Aim of the exercise: Within the data that follows, how many lines carry the string "placeholder"? Give the number alone.
━━━ Exercise data ━━━
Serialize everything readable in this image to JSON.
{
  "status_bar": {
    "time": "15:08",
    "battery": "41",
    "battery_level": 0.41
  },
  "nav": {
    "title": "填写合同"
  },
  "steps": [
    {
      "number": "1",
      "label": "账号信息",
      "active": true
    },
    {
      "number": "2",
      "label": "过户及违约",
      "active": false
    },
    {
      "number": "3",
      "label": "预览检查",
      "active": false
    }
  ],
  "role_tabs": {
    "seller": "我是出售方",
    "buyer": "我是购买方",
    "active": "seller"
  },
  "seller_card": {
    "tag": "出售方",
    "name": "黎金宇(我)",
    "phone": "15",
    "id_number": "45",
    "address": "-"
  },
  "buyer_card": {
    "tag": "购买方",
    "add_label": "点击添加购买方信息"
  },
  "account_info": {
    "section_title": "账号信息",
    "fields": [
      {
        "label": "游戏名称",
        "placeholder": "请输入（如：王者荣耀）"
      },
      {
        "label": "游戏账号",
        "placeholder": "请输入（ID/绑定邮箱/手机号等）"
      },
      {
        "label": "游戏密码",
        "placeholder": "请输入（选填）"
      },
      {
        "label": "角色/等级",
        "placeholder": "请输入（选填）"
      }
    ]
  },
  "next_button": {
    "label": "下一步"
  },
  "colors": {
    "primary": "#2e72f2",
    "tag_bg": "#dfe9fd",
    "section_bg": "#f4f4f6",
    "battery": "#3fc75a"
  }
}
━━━
Written solution: 4